▶ [Work instruction] Pick every line from the data that holds the word "JSON".

▶ [Provided material]
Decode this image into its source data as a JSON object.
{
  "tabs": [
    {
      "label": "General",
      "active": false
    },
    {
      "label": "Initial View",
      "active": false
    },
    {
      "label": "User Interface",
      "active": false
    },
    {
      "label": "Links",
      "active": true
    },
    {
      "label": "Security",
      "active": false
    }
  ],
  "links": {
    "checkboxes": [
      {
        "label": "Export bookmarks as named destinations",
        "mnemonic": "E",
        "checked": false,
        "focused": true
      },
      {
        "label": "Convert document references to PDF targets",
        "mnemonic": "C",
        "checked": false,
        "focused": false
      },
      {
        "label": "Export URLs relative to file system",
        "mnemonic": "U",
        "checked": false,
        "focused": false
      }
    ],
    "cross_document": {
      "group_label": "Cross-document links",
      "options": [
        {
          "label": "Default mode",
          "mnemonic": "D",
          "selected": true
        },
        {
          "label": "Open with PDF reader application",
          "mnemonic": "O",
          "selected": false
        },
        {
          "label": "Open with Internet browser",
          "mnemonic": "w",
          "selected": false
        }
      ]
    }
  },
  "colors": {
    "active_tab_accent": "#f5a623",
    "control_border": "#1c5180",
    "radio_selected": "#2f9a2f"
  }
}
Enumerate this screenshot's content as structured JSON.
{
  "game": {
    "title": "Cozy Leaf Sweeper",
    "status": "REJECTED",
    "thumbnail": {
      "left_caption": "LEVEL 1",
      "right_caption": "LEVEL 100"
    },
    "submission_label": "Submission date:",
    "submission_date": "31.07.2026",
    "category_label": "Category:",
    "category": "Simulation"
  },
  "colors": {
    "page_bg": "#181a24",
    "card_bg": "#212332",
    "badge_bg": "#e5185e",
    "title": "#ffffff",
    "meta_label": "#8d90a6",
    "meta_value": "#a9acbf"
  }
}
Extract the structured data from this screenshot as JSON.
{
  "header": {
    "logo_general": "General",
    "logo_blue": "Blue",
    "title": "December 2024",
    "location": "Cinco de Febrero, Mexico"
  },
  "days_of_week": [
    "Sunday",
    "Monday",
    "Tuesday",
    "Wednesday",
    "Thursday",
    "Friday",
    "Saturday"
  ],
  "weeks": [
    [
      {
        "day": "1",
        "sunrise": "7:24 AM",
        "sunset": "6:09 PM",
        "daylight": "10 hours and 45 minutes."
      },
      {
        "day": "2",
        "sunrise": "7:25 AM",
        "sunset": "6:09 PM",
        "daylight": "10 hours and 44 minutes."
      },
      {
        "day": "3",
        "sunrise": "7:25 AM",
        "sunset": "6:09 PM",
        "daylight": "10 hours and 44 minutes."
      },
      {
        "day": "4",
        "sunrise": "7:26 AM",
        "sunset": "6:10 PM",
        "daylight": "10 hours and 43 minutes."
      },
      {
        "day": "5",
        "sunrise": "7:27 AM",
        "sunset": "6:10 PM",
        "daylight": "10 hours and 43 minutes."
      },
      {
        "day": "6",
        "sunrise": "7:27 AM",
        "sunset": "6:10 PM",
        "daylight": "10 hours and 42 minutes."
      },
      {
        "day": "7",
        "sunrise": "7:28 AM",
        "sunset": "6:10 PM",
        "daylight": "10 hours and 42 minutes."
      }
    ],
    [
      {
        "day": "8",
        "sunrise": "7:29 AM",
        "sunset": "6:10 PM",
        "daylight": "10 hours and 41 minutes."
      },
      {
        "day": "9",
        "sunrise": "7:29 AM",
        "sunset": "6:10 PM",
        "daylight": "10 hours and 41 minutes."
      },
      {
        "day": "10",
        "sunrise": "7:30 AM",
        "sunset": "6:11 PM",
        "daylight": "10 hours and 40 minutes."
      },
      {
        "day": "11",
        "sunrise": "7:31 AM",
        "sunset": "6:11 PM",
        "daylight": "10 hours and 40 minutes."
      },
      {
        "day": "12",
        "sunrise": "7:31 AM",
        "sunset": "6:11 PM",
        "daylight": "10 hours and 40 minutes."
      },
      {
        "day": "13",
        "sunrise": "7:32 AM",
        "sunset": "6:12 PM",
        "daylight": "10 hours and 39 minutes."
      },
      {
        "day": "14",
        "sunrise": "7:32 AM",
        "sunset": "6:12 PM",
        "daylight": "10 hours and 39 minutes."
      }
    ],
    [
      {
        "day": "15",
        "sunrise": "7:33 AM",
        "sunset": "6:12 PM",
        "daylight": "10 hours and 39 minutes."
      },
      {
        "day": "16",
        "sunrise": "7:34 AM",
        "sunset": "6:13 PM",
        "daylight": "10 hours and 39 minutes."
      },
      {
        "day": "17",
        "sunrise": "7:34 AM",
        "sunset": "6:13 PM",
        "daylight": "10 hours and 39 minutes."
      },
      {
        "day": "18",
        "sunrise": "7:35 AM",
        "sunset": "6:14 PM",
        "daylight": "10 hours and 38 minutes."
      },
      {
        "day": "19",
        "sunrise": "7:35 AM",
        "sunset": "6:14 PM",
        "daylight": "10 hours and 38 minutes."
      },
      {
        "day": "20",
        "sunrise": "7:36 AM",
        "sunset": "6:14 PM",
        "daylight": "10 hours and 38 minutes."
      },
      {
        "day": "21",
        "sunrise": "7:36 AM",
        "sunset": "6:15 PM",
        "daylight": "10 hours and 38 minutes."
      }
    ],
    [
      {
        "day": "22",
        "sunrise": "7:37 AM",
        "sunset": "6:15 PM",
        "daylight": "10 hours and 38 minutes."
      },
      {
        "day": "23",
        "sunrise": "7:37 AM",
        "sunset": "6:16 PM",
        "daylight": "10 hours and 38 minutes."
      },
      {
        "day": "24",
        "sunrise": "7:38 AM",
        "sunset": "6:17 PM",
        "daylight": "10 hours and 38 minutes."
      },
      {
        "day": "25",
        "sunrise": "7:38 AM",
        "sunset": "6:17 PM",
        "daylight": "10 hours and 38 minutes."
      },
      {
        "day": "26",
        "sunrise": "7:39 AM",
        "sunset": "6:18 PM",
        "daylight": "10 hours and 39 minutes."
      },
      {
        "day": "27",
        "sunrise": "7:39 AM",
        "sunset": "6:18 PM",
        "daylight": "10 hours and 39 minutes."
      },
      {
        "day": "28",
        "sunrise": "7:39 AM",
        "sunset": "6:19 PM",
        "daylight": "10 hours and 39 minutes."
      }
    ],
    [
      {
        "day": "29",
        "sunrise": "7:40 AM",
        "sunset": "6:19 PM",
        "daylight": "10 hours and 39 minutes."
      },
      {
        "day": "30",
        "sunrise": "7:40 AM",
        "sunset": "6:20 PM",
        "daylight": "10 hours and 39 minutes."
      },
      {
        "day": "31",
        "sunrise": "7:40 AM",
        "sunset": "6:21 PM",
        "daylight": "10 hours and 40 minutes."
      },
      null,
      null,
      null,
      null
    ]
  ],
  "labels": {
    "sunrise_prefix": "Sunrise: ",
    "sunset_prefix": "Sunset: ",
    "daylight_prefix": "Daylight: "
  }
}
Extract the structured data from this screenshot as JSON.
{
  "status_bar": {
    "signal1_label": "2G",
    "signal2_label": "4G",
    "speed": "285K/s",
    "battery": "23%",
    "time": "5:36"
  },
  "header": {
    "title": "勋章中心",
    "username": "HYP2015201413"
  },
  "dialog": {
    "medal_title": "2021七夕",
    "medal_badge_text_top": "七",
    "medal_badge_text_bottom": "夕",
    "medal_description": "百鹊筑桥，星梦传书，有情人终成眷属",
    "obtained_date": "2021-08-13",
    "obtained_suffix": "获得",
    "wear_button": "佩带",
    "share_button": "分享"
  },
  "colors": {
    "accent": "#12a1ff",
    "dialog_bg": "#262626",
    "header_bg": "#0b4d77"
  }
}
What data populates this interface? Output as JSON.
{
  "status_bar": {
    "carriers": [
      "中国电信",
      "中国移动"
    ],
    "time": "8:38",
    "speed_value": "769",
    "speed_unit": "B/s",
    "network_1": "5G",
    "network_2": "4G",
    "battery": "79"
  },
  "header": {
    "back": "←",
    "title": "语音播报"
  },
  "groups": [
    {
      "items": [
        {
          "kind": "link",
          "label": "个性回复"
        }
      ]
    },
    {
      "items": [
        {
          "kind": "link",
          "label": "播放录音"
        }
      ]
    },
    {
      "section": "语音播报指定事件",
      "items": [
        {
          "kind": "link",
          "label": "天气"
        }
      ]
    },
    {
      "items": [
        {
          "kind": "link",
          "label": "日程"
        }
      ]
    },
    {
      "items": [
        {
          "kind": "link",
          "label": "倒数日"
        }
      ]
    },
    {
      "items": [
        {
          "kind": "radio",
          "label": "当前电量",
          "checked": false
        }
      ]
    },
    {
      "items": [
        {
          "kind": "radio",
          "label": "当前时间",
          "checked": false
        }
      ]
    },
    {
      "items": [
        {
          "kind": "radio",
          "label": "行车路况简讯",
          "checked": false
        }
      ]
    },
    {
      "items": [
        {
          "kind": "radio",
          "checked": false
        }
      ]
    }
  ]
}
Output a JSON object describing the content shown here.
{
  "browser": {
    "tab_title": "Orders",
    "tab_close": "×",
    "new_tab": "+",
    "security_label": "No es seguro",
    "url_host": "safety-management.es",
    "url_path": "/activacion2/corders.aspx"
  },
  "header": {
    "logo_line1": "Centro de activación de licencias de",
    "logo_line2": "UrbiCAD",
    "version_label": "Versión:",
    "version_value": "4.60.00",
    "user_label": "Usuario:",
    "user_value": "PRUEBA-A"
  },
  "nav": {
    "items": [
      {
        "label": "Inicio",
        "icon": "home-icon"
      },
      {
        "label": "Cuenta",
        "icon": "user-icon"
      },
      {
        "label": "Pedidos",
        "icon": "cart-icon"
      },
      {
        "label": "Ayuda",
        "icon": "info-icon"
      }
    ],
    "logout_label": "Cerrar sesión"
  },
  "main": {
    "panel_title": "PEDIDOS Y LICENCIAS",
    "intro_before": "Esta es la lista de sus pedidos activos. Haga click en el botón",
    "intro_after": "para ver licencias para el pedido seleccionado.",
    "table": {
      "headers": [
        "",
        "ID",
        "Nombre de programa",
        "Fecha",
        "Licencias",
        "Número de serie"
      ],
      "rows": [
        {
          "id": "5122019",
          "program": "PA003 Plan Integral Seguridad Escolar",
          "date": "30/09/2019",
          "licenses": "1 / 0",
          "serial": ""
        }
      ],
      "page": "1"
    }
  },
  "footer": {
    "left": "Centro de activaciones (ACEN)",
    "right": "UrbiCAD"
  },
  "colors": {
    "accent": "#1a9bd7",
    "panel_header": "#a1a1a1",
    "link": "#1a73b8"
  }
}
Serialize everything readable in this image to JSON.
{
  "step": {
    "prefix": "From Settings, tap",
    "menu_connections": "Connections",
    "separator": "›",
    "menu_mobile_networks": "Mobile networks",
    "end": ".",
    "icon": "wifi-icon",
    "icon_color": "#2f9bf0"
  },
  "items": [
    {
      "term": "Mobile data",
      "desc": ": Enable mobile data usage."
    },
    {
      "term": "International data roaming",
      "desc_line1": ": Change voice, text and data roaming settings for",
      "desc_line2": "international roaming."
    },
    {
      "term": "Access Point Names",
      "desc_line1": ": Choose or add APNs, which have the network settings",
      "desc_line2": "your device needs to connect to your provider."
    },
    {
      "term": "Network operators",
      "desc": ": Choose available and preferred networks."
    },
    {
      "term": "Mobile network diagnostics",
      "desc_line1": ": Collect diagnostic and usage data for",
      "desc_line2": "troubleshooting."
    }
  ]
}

▶ [Written response]
Decode this image into its source data as a JSON object.
Enumerate this screenshot's content as structured JSON.
Extract the structured data from this screenshot as JSON.
Extract the structured data from this screenshot as JSON.
What data populates this interface? Output as JSON.
Output a JSON object describing the content shown here.
Serialize everything readable in this image to JSON.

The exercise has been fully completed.